Just before dusk, I’m running along the rail trail, where train tracks once lay, when a woman steps out of the brushy woods, puts her hand over her chest, and gasps.
I’ve frightened her. She’s dressed in hunter’s orange and holds a rifle pressed against her body.
I stop. There’s no one else around, and I have the sudden terrible feeling that I’m in the wrong place at the wrong time. I’m wearing the ripped blue sweatshirt and knitted cap I always wear.
It’s hunting season, and I should be wearing orange. She looks angrily at me. I nod, edge away, and then keep on with my run. On this run, I’m mostly worried about a skinny dog at the one house I pass — a creature who doubtlessly is harmless. I run through the thick woods between the highway and the Lamoille River, snaking through its bends. It hasn’t escaped me how the wilderness presses right up against the village where I live, in acres upon acres of woods where I hardly ever see anyone.
On my way back, I again meet this woman with a florescent pink mask over her lower face. I’ve seen no one else, save the dog, and I slow to a walk again and apologize for not wearing brighter colors.

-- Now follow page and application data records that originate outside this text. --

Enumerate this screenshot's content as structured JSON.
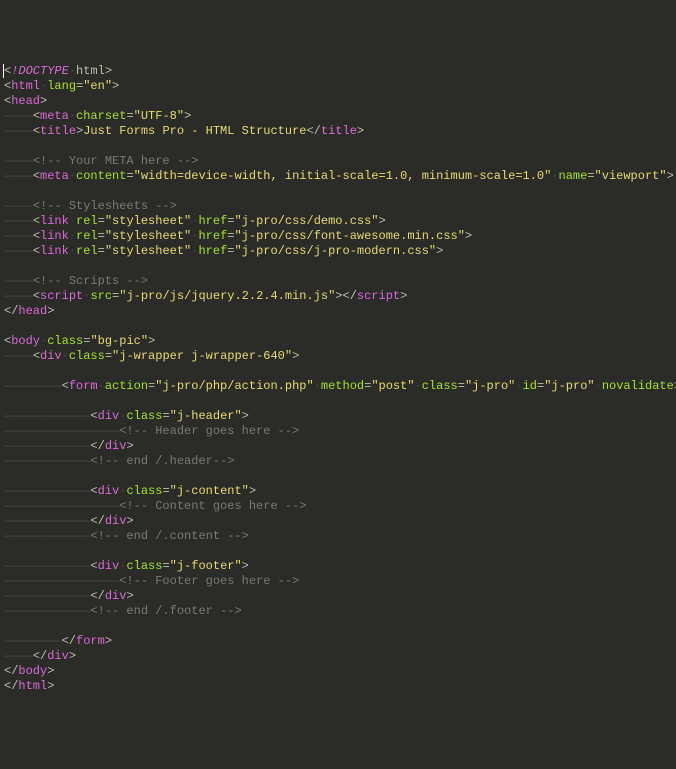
{
  "lines": [
    {
      "indent": 0,
      "type": "doctype",
      "text": "!DOCTYPE",
      "after": "html"
    },
    {
      "indent": 0,
      "type": "open",
      "tag": "html",
      "attrs": [
        {
          "n": "lang",
          "v": "en"
        }
      ]
    },
    {
      "indent": 0,
      "type": "open",
      "tag": "head",
      "attrs": []
    },
    {
      "indent": 1,
      "type": "selfclose",
      "tag": "meta",
      "attrs": [
        {
          "n": "charset",
          "v": "UTF-8"
        }
      ]
    },
    {
      "indent": 1,
      "type": "openclose",
      "tag": "title",
      "inner": "Just Forms Pro - HTML Structure"
    },
    {
      "indent": 0,
      "type": "blank"
    },
    {
      "indent": 1,
      "type": "comment",
      "text": "<!-- Your META here -->"
    },
    {
      "indent": 1,
      "type": "selfclose",
      "tag": "meta",
      "attrs": [
        {
          "n": "content",
          "v": "width=device-width, initial-scale=1.0, minimum-scale=1.0"
        },
        {
          "n": "name",
          "v": "viewport"
        }
      ]
    },
    {
      "indent": 0,
      "type": "blank"
    },
    {
      "indent": 1,
      "type": "comment",
      "text": "<!-- Stylesheets -->"
    },
    {
      "indent": 1,
      "type": "selfclose",
      "tag": "link",
      "attrs": [
        {
          "n": "rel",
          "v": "stylesheet"
        },
        {
          "n": "href",
          "v": "j-pro/css/demo.css"
        }
      ]
    },
    {
      "indent": 1,
      "type": "selfclose",
      "tag": "link",
      "attrs": [
        {
          "n": "rel",
          "v": "stylesheet"
        },
        {
          "n": "href",
          "v": "j-pro/css/font-awesome.min.css"
        }
      ]
    },
    {
      "indent": 1,
      "type": "selfclose",
      "tag": "link",
      "attrs": [
        {
          "n": "rel",
          "v": "stylesheet"
        },
        {
          "n": "href",
          "v": "j-pro/css/j-pro-modern.css"
        }
      ]
    },
    {
      "indent": 0,
      "type": "blank"
    },
    {
      "indent": 1,
      "type": "comment",
      "text": "<!-- Scripts -->"
    },
    {
      "indent": 1,
      "type": "openclose",
      "tag": "script",
      "attrs": [
        {
          "n": "src",
          "v": "j-pro/js/jquery.2.2.4.min.js"
        }
      ],
      "inner": ""
    },
    {
      "indent": 0,
      "type": "close",
      "tag": "head"
    },
    {
      "indent": 0,
      "type": "blank"
    },
    {
      "indent": 0,
      "type": "open",
      "tag": "body",
      "attrs": [
        {
          "n": "class",
          "v": "bg-pic"
        }
      ]
    },
    {
      "indent": 1,
      "type": "open",
      "tag": "div",
      "attrs": [
        {
          "n": "class",
          "v": "j-wrapper j-wrapper-640"
        }
      ]
    },
    {
      "indent": 0,
      "type": "blank"
    },
    {
      "indent": 2,
      "type": "open",
      "tag": "form",
      "attrs": [
        {
          "n": "action",
          "v": "j-pro/php/action.php"
        },
        {
          "n": "method",
          "v": "post"
        },
        {
          "n": "class",
          "v": "j-pro"
        },
        {
          "n": "id",
          "v": "j-pro"
        },
        {
          "n": "novalidate",
          "v": null
        }
      ]
    },
    {
      "indent": 0,
      "type": "blank"
    },
    {
      "indent": 3,
      "type": "open",
      "tag": "div",
      "attrs": [
        {
          "n": "class",
          "v": "j-header"
        }
      ]
    },
    {
      "indent": 4,
      "type": "comment",
      "text": "<!-- Header goes here -->"
    },
    {
      "indent": 3,
      "type": "close",
      "tag": "div"
    },
    {
      "indent": 3,
      "type": "comment",
      "text": "<!-- end /.header-->"
    },
    {
      "indent": 0,
      "type": "blank"
    },
    {
      "indent": 3,
      "type": "open",
      "tag": "div",
      "attrs": [
        {
          "n": "class",
          "v": "j-content"
        }
      ]
    },
    {
      "indent": 4,
      "type": "comment",
      "text": "<!-- Content goes here -->"
    },
    {
      "indent": 3,
      "type": "close",
      "tag": "div"
    },
    {
      "indent": 3,
      "type": "comment",
      "text": "<!-- end /.content -->"
    },
    {
      "indent": 0,
      "type": "blank"
    },
    {
      "indent": 3,
      "type": "open",
      "tag": "div",
      "attrs": [
        {
          "n": "class",
          "v": "j-footer"
        }
      ]
    },
    {
      "indent": 4,
      "type": "comment",
      "text": "<!-- Footer goes here -->"
    },
    {
      "indent": 3,
      "type": "close",
      "tag": "div"
    },
    {
      "indent": 3,
      "type": "comment",
      "text": "<!-- end /.footer -->"
    },
    {
      "indent": 0,
      "type": "blank"
    },
    {
      "indent": 2,
      "type": "close",
      "tag": "form"
    },
    {
      "indent": 1,
      "type": "close",
      "tag": "div"
    },
    {
      "indent": 0,
      "type": "close",
      "tag": "body"
    },
    {
      "indent": 0,
      "type": "close",
      "tag": "html"
    }
  ],
  "indent_unit": "————",
  "attr_sep": "·"
}
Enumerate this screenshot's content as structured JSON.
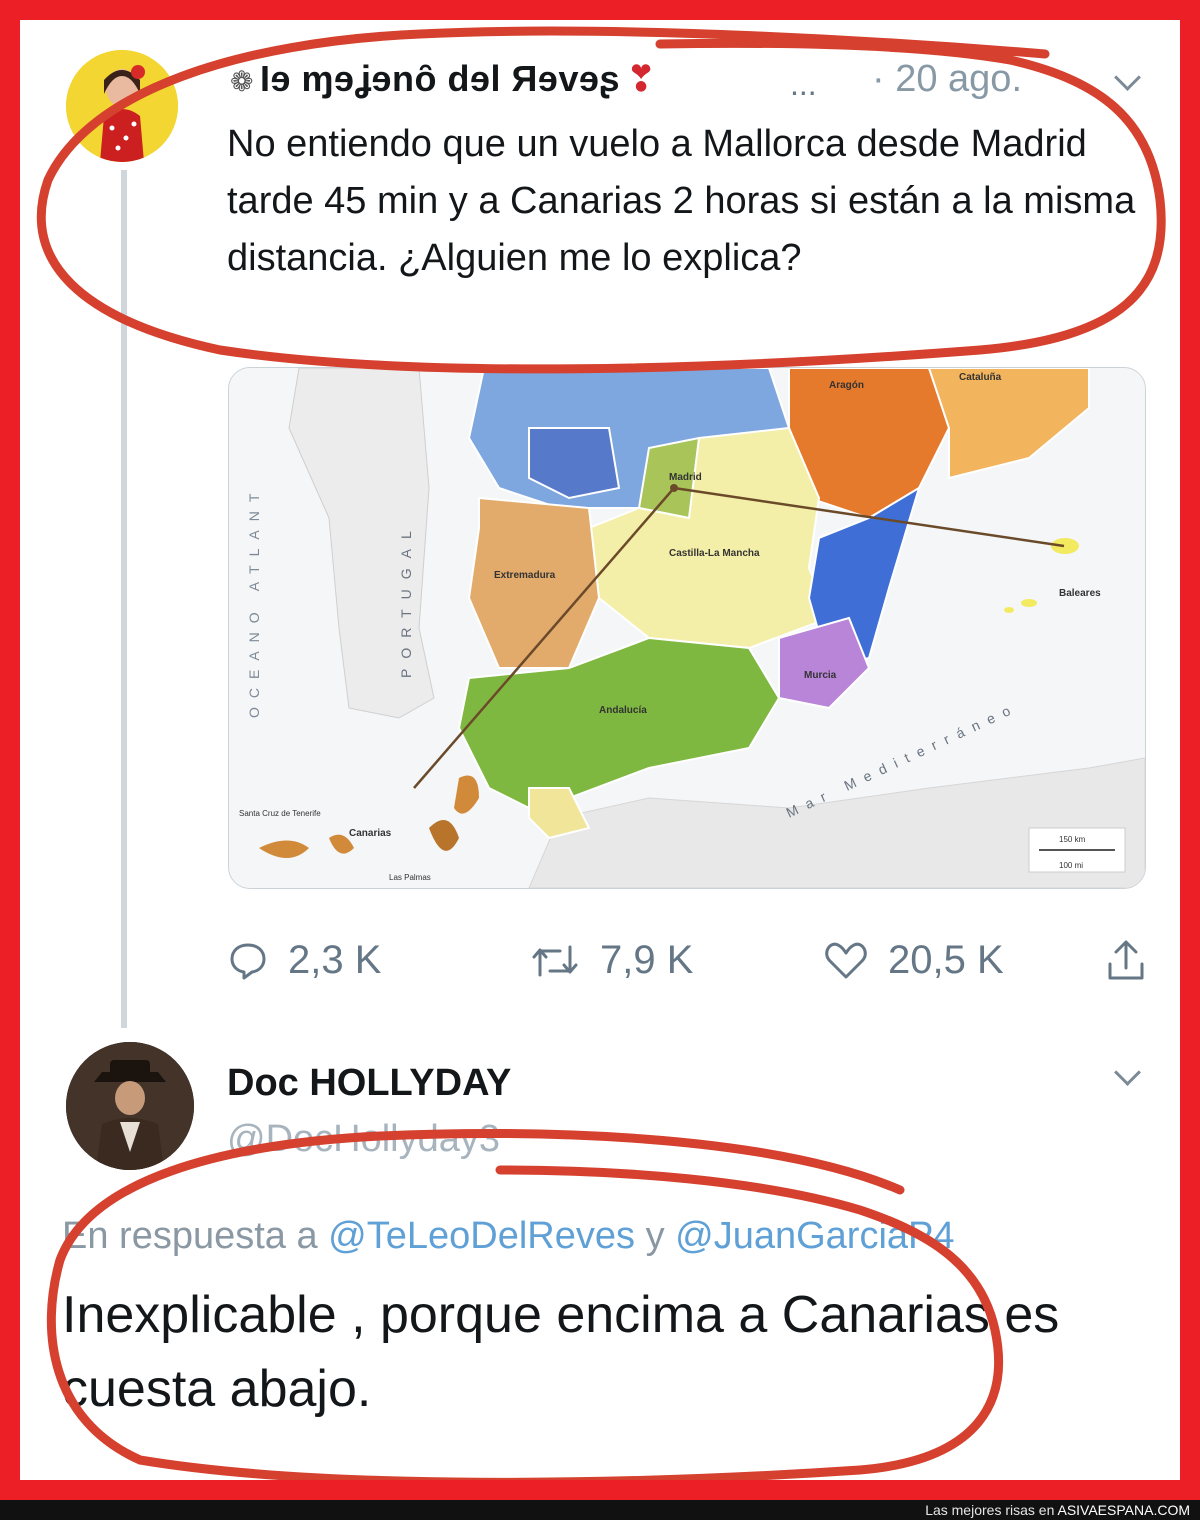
{
  "tweet": {
    "author_name": "Ɩɘ ɱɘʝɘnȏ dɘl Яɘvɘʂ",
    "author_prefix_icon": "flower-icon",
    "author_suffix_icon": "heart-exclamation-icon",
    "more": "...",
    "time": "· 20 ago.",
    "text": "No entiendo que un vuelo a Mallorca desde Madrid tarde 45 min y a Canarias 2 horas si están a la misma distancia. ¿Alguien me lo explica?",
    "stats": {
      "replies": "2,3 K",
      "retweets": "7,9 K",
      "likes": "20,5 K"
    }
  },
  "map": {
    "sea_atlantic": "OCEANO ATLANT",
    "country_portugal": "PORTUGAL",
    "sea_mediterranean": "Mar Mediterráneo",
    "label_madrid": "Madrid",
    "label_castilla": "Castilla-La Mancha",
    "label_extremadura": "Extremadura",
    "label_andalucia": "Andalucía",
    "label_murcia": "Murcia",
    "label_aragon": "Aragón",
    "label_cataluna": "Cataluña",
    "label_baleares": "Baleares",
    "label_canarias": "Canarias",
    "label_tenerife": "Santa Cruz de Tenerife",
    "label_laspalmas": "Las Palmas",
    "scale": "150 km",
    "scale2": "100 mi"
  },
  "reply": {
    "author_name": "Doc HOLLYDAY",
    "handle": "@DocHollyday3",
    "in_reply_prefix": "En respuesta a",
    "mention1": "@TeLeoDelReves",
    "and_word": "y",
    "mention2": "@JuanGarciaP4",
    "text": "Inexplicable , porque encima a Canarias es cuesta abajo."
  },
  "footer": {
    "prefix": "Las mejores risas en",
    "site": "ASIVAESPANA.COM"
  },
  "colors": {
    "frame": "#ec1f26",
    "annotation": "#d5412e",
    "link": "#5fa0d6"
  }
}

Jesus, she says and keeps walking.
Not long after, back in the village, the twilight drifts down like a gray snowstorm. My daughter’s school is closing again, perhaps opening in December, but maybe not. All around us, the pandemic continues to upend lives, through loss of in-person schooling, jobs and childcare, and the widening gulfs of isolation.
Walking back through town, I admire the holiday lights turning on as the darkness filters down — lights of all colors and blown-up snowmen and reindeer. The day has been unseasonably warm for November. Take this in, I think. And next time, bring a mask and wear orange, too.
“Writing often reveals us to ourselves, lets us name what’s important to us and what has been silent or silenced inside us.”
― Gregory Orr
8 thoughts on “Friday Run”
When I lived in Maine, this was always a concern. One woman was shot and killed while in her back yard by a hunter. She had on white mittens which the hunter mistook for the flick of a deer’s tail. Please do remember your orange.
This is a really unfortunate story. Thanks for the reminder to be careful!
Sometimes excitement gets the best of inexperienced hunters.
I’m sure it took a while for your heart to get back to normal! A good reminder to all that the virus is not the only thing out there to maneuver around!
Oops in my anger I commented on the wrong post. If a hunter screws up and kills someone it should be treated as murder because the intent was to kill. That Maine story above makes me sick to my stomach.
Have been on both sides of the equation as both hunter and as someone who spends time in the woods as a non-hunter, I have to say that anyone who mistakes a human for a deer no matter what the hell they’re wearing is not someone who should own a firearm.
‘Jesus’ is how she responded to you so generously apologizing to her? What an unpleasant person. I forgot about that (for me) dark side of being in the woods. Yes, please stay safe.
Scary moment…thankful for your writing. It’s always beautiful.